Trump lawyer tells hush money trial jury he’s innocent, ‘cannot convict’ based on Michael Cohen testimony

NEW YORK — Donald Trump’s defense lawyer asked a Manhattan jury not to convict his client based on the words of Michael Cohen as closing arguments commenced Tuesday at the former president’s hush money trial.

“You should want and expect more than the testimony of Michael Cohen,” Todd Blanche said as he began his summation, rattling off other witnesses who took the stand against his client, including adult film star Stormy Daniels and her former attorney Keith Davidson, who he then accused of extortion.

“You cannot convict President Trump — you cannot convict President Trump of any crime … on the words of Michael Cohen,” Blanche said.

“President Trump is innocent. He did not commit any crimes, and the DA has not met their burden of proof. Period.”

After a weeklong hiatus, both sides will spend the day in Manhattan Supreme Court court making their final pleas to the panel of New Yorkers, who will soon return to the jury room to decide the outcome of the historic case.

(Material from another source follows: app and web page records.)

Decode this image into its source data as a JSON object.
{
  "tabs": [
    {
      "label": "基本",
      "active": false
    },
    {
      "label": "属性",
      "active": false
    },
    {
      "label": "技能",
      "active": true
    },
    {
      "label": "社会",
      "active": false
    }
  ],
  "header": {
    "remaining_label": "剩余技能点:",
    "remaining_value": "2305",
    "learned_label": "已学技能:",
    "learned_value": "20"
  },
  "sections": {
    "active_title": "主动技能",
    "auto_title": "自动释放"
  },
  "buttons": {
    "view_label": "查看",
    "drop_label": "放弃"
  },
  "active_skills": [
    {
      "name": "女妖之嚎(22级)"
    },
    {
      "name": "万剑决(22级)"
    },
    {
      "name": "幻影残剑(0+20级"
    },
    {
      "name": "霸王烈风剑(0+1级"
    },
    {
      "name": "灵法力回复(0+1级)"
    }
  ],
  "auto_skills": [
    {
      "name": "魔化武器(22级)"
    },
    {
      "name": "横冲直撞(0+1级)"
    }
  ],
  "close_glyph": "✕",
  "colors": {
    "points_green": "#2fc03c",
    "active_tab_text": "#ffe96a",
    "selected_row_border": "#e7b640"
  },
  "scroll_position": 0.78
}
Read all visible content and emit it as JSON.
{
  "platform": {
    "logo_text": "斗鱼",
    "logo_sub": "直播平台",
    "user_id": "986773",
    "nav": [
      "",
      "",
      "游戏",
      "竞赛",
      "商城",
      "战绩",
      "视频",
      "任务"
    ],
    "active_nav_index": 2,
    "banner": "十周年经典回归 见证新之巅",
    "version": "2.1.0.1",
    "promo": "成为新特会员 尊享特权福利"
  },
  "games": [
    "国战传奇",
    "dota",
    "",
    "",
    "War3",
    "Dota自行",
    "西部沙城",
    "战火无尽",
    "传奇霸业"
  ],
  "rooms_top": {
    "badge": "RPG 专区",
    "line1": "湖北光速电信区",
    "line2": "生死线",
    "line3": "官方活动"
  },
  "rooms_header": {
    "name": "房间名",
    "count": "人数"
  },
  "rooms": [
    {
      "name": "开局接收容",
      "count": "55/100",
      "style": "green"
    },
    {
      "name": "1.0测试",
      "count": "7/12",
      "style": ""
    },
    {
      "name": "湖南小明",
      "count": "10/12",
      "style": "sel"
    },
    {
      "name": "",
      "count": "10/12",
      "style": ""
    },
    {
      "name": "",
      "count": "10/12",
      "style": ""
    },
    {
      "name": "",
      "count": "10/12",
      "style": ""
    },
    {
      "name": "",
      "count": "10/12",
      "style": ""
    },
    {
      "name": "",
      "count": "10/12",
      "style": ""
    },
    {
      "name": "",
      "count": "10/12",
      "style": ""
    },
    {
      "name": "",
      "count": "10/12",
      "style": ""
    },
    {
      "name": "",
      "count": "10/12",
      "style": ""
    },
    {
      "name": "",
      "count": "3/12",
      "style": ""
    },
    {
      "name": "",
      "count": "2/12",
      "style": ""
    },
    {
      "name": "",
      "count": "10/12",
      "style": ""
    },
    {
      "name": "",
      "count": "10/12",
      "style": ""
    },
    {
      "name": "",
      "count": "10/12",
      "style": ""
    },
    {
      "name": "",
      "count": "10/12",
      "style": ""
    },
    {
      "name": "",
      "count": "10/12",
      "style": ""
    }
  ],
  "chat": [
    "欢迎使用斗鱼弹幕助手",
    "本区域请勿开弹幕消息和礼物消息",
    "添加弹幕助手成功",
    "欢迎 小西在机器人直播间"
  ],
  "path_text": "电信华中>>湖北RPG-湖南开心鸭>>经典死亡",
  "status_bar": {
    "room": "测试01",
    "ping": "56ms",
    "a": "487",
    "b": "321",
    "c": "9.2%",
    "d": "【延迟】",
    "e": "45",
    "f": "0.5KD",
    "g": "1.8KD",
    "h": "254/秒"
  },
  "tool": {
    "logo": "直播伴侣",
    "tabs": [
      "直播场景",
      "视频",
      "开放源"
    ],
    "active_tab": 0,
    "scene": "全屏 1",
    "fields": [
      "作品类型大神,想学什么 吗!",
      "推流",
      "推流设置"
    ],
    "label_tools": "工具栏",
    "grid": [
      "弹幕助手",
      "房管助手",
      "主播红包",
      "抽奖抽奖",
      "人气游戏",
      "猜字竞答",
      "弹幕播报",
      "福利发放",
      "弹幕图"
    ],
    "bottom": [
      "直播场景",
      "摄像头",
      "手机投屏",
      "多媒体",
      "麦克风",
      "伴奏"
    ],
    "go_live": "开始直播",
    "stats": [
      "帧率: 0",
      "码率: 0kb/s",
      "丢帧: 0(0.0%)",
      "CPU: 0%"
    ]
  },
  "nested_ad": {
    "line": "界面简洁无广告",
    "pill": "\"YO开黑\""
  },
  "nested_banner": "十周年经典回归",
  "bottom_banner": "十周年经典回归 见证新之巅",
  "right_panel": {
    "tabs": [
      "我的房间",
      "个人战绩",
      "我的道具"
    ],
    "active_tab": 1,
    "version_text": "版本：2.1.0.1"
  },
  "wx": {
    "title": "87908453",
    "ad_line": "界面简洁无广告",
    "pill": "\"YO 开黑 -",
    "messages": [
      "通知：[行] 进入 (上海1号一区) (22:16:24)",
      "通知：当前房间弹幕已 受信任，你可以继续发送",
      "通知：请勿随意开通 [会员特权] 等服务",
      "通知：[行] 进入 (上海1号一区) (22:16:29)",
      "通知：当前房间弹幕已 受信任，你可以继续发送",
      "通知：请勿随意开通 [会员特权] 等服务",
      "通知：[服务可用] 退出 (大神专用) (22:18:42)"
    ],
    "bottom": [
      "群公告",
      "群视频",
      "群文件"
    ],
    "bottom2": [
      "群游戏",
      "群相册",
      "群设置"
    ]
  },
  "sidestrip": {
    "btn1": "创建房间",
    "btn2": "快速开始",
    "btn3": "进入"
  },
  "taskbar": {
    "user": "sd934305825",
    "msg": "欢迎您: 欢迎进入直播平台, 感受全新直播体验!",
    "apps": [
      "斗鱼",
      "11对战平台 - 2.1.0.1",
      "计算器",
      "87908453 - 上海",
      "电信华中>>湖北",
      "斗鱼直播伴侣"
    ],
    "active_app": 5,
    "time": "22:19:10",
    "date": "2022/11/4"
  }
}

By New York law, Trump’s side is presenting their summation first, which the GOP frontrunner blasted as a conspiracy in a string of Memorial Day Truth Social posts.

After jurors hear final arguments from both sides, Justice Juan Merchan will instruct them on the law and how to deliberate the case.

Trump walked into court at 9:25 a.m. — for the first time, joined by both of his older sons, Eric and Don Jr., his youngest daughter, Tiffany Trump, an army of lawyers, and various allies and campaign staffers. District Attorney Alvin Bragg was also present in the courtroom.

“We have a judge who’s conflicted,” Trump said outside the courtroom, possibly inching close to a potential violation of his gag order. “You know what the conflict is, so do I, but I can’t say it because I’m under a gag order which is another unconstitutional thing.”

What to know

Trump, 77, has pleaded not guilty to 34 counts of falsifying business records, each tied to his alleged reimbursement to Michael Cohen for paying off porn star Stormy Daniels on the eve of the 2016 election — logged in the books as payment for legal fees, not repayment for hush money.

Prosecutors allege the payments capped a scheme first devised by Trump, Cohen, and former tabloid publisher David Pecker in August 2015 at Trump Tower to hide information from the electorate that could influence Trump’s chances.

Pecker was the first of 20 witnesses who testified for the prosecution during its monthlong case, testifying that he agreed to be the Trump campaign’s “eyes and ears” by identifying negative stories that could hurt his electoral prospects to be bought and buried, running positive stories about Trump, and hit jobs targeting his competitors.

The defense called two witnesses, a paralegal and veteran New York City defense attorney Bob Costello, who accused Cohen of lying about Trump knowing he paid off Daniels. Prosecutors, on cross-examination, sought to establish the lawyer and longtime associate of Rudy Giuliani was part of a pressure campaign to stop Cohen from flipping on Trump.

The charges against Trump carry up to four years in prison or a sentence of probation and mark the first brought against a U.S. president. He faces the prospect of becoming the first person to lead the nation to be convicted of a crime while positioned as the presumed Republican nominee for president in this year’s election.